• Martin should have talked to Joe Philbin. Martinmight be a fish out of water in the NFL and certainly deserves empathy for having to deal with 18 months of mental beatdowns from veterans like Incognito. But he should have told his head coach what was going on. If I have to choose between snitching and being driven stark mad, I’ll take snitching any day. Martin needed to be an adult and tell Philbin. In the report, Wells wrote: “Martin believed that going to his coaches or other authority figures meant risking ostracism or even retaliation from his fellow linemen. At the same time, we strongly believe that if Martin had reported the harassment to a coach or front office executive (or even his agent), the team might have been able to address his issues before it was too late. There is no question that the better course of action would have been for Martin to report the abuse.” Absolutely.

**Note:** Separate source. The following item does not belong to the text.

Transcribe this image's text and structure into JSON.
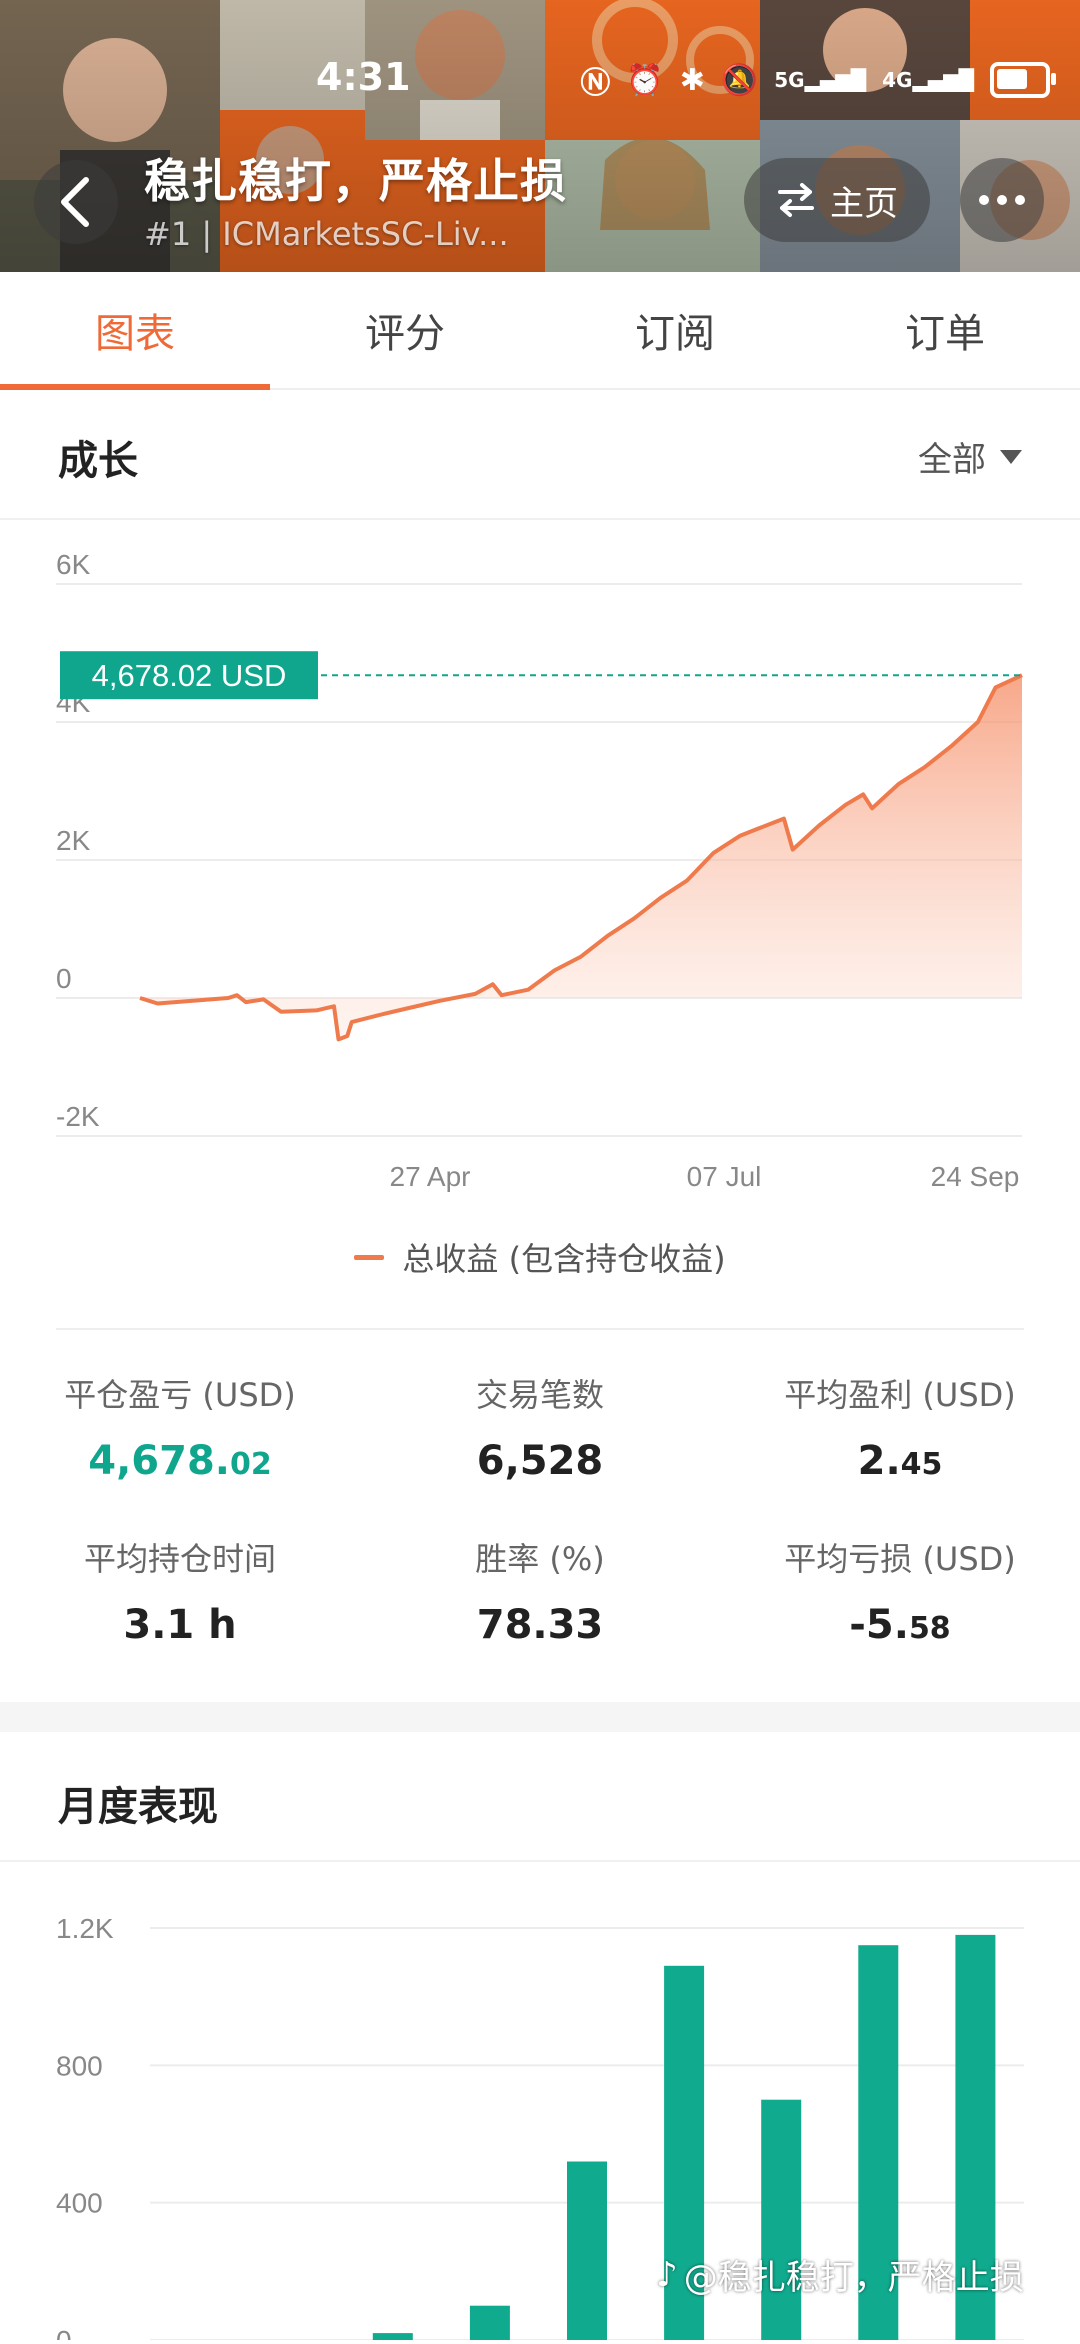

• For Philbin not to know anything definitive about the crisis with Martin, he had to be either tone deaf or not paying enough attention to his team. Head coaches have their locker-room sources. Some I’ve known, like Bill Parcells and Jimmy Johnson, spent lots of time with players, making sure their fingers were on the pulse of their teams. I thought the Wells report went too easy on Philbin, saying he was unaware of the plight of Martin, an unidentified player and an assistant trainer, all of whom were being harassed. “We find that Head Coach Joe Philbin was not aware of the mistreatment of Martin, Player A or the Assistant Trainer. After interviewing Coach Philbin at length, we were impressed with his commitment to promoting integrity and accountability throughout the Dolphins organization—a point echoed by many players,” the report said. How can Philbin have been in that building 15 hours a day, at least, and not known anything? And how can Wells accept that this was a fine job by Philbin, and he was some sort of Boy Scout troop leader promoting wonderful citizenship? I do understand he asked Turner about what was going on with his players, and Turner told him everything was fine. But what caused Philbin to ask Turner? Obviously his antennae were up. Philbin, whom I find to be a good man, still should know better, and this had better be a very good lesson for him, or his time in the head coach’s chair is going to be short.

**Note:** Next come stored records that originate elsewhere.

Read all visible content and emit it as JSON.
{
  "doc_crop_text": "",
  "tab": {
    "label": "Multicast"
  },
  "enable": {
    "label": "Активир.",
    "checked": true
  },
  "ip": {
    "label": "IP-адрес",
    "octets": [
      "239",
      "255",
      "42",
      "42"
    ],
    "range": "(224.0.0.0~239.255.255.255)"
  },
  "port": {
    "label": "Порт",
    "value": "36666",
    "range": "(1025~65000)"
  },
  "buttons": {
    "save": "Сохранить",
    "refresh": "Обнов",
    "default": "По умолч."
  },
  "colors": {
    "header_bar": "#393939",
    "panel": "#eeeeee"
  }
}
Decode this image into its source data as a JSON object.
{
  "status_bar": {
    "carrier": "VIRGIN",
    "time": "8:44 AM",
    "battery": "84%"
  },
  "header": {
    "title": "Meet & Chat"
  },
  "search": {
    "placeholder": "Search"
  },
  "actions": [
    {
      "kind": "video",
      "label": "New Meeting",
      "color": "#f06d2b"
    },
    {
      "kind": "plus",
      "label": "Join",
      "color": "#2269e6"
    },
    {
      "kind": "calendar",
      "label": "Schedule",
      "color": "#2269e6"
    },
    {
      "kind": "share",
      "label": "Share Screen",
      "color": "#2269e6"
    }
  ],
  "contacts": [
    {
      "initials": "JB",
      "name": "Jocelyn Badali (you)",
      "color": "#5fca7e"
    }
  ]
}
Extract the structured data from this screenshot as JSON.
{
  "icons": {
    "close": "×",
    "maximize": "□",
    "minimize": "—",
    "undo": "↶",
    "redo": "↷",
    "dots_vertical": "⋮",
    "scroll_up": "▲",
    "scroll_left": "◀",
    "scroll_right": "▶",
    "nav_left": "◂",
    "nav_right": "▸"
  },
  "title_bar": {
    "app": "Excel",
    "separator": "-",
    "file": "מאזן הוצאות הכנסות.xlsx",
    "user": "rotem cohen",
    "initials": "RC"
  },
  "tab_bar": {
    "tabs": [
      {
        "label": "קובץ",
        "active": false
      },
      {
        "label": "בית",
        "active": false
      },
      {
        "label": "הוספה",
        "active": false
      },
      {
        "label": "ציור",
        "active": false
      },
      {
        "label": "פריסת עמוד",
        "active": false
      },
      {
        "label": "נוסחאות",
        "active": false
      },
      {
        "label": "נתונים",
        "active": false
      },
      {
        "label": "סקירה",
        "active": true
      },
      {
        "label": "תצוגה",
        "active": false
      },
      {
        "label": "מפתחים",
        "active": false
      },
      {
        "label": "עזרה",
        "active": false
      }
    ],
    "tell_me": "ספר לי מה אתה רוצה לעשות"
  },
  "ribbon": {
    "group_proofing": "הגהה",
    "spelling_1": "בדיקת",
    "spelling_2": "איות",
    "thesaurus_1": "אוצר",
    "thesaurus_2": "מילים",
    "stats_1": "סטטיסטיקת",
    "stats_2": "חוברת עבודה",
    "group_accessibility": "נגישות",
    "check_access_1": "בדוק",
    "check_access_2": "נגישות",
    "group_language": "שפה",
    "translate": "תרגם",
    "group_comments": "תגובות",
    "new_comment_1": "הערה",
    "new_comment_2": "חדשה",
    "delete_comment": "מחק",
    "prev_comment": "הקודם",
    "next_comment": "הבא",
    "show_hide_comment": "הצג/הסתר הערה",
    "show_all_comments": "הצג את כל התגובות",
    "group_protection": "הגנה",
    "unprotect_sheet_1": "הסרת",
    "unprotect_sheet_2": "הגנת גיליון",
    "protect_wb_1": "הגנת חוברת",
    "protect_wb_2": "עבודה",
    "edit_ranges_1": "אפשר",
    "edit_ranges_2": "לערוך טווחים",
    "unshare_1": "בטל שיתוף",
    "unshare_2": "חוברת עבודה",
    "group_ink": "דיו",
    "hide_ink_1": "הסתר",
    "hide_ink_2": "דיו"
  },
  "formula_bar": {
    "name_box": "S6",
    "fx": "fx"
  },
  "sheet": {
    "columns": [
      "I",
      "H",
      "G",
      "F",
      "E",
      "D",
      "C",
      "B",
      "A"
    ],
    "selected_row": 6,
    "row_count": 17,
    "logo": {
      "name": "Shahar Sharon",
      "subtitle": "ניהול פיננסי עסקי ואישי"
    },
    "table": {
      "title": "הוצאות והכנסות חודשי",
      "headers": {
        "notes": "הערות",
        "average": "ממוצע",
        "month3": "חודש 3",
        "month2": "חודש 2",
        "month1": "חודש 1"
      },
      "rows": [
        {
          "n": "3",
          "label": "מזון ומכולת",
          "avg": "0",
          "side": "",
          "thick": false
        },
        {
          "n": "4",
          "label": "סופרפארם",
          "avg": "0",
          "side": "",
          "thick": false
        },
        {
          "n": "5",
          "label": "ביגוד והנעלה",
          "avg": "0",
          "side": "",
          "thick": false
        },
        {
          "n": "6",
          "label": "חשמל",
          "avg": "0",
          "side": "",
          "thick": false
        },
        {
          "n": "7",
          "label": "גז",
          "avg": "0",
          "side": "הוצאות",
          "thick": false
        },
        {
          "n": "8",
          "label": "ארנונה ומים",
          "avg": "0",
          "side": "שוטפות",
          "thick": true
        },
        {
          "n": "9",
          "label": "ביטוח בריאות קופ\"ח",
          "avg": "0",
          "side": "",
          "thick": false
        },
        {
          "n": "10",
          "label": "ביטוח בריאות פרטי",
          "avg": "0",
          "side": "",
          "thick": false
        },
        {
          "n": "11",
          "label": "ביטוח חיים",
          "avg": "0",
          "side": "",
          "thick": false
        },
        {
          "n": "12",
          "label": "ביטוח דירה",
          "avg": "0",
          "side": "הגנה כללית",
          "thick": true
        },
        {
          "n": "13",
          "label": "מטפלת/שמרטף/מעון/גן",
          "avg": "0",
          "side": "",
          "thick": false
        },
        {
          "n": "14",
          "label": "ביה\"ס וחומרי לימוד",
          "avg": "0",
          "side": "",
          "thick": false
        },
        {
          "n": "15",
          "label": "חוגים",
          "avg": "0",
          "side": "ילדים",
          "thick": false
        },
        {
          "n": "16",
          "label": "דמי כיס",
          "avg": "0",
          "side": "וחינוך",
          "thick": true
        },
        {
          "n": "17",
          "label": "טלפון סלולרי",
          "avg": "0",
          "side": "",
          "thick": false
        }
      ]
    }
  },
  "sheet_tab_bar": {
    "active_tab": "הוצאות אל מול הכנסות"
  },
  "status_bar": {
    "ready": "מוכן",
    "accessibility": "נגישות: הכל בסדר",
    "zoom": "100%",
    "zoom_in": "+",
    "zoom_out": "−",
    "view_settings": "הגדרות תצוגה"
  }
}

For the NFL, Sam and this report are two firecrackers designed to wake up anyone who can’t see that the league needs to have its collective head examined. It’s time, and Goodell can’t let this moment get away.